In my adult life, I actually joined the church for a short time, and was able to do so honestly by redefining the terms. Although I explained that openly to the Mission President and got his blessing, I just didn’t end up feeling that my membership had much integrity, so I took my name off the records but remained partially active.
I was really interested to notice during this experience how my Mormon friends dealt with this. What I see going on is a church with a tradition of “One True Church” and “All other creeds an abomination”, clashing with the growing modern sensibility of religious pluralism: “Celebrate Diversity”, “Respect Differences”, “Live and Let Live”, “I’m OK, You’re OK”, “Family of Faiths”, etc. (It may be true that there are lots of early church teachings to support an ecumenical view, but the modern popularity of this view is bringing these teachings out more, I think.)
To be sure, when I took my name off the records, I had my share of visiting teachers pouncing, grilling and tearfully pleading with no real ability to hear what I was saying.
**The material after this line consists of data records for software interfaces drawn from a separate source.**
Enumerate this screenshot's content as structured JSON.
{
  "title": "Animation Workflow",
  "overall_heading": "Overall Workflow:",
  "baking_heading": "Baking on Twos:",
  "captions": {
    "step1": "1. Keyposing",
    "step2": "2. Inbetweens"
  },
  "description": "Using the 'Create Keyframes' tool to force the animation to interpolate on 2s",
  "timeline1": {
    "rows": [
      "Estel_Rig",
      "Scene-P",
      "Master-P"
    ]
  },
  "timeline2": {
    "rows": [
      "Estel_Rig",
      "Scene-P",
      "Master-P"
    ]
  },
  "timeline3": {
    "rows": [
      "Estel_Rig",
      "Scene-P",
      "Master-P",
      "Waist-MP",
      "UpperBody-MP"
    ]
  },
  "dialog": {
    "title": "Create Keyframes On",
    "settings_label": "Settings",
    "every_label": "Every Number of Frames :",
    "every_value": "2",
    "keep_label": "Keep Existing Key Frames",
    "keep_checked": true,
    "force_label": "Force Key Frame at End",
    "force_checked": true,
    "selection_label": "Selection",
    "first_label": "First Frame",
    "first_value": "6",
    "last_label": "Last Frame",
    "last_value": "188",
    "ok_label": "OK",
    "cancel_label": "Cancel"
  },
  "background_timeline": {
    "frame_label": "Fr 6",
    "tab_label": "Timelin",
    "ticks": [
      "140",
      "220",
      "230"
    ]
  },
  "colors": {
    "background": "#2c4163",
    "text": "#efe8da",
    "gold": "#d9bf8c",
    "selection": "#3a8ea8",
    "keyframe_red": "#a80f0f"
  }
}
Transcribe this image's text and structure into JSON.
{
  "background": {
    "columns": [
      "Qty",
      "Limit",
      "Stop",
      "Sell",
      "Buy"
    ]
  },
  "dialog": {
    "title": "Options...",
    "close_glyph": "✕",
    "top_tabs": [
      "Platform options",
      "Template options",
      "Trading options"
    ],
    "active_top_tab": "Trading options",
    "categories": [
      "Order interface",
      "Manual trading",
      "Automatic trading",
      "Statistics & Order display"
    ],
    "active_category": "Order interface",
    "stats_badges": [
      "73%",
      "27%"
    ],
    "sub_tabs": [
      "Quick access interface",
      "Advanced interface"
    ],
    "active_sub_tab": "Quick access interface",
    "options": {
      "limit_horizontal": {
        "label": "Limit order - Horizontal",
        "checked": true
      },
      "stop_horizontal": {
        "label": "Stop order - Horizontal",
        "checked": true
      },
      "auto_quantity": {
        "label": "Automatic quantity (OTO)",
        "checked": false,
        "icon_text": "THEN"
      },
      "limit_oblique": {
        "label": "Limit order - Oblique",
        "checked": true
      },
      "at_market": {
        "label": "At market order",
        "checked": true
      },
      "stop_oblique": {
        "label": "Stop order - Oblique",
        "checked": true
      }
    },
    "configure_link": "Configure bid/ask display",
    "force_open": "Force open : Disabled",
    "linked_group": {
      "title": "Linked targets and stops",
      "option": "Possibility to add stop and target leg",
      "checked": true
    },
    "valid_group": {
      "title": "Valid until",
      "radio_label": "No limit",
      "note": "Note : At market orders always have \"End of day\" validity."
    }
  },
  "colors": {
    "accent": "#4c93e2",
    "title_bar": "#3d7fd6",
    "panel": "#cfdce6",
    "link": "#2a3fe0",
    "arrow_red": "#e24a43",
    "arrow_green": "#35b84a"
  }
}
However, the majority of my friends blinked away tears, smiled, and wished me well. I was told things like:
“God has a purpose for Buddhists being Buddhists, and it’s not for us to judge what that purpose is or where a person will end up in the end. It’s important to go where the Spirit leads you because God may have a purpose for you somewhere else.”
“You don’t have to be a Mormon, it’s just a question of what blessings you want to enjoy in this life.”
“To Thine Own Self Be True. It’s important.”
Another example of a growing ecumenical culture in Mormonism: Even in Relief Society I’ve heard discussions of ‘there are only two churches, that of the Devil and that of the Lord, and all followers of Christ are in the One True Church’. This included clarification by the RS teacher that ‘Yes, you can tell your Catholic and Methodist friends that they are part of the One True Church’. What a surprise to hear that in RS!
In my family of Mormons and Atheists, respect is a big topic. We can treat each other respectfully, but in the end, people still feel disrespected. From my point of view, the Atheists almost by definition probably feel that the Mormons suffer from a delusion. The Mormons almost by definition probably feel that the Atheists are blind to a whole dimension of reality. Even if we refrain from speculation about the reasons for these delusions/blindnesses and speak with respectful words, I think that it is very difficult for either party to feel truly respected by the other because the worldviews themselves imply something about those who do not share it.
The only solution I can see to the Mormon/Atheist respect issue in my family would be if people were willing to say, “I might be wrong, and who knows, you might be right, and I trust your judgment, but the way reality shows up to me is…” It seems rather hard to ask a Mormon to say “I might be wrong”, because culturally, “sure knowledge” is seen as superior to mere hope and faith.
I’ve noticed that I’m not particularly open to ANY absolute truth, because of what beliefs in absolutes would do to my relationships with people. I try to hold my convictions while avoiding having opinions that involve other people.
The questions I want to throw out there are these:
Do you feel a conflict between “One True Church” and “Celebrate Diversity”? If so, how do you work with or resolve that conflict?
What does it mean to be “respectful” toward others? Does it mean just treating them with respect, and honoring their agency, or does it mean thinking in your heart they are really OK without your worldview?
Does truth loose its meaning and potency if you believe that others are OK without the “truth” that you are in possession of?
What would it mean to be a Mormon who believes “I might be wrong”? Is there scriptural support for such a relationship to truth?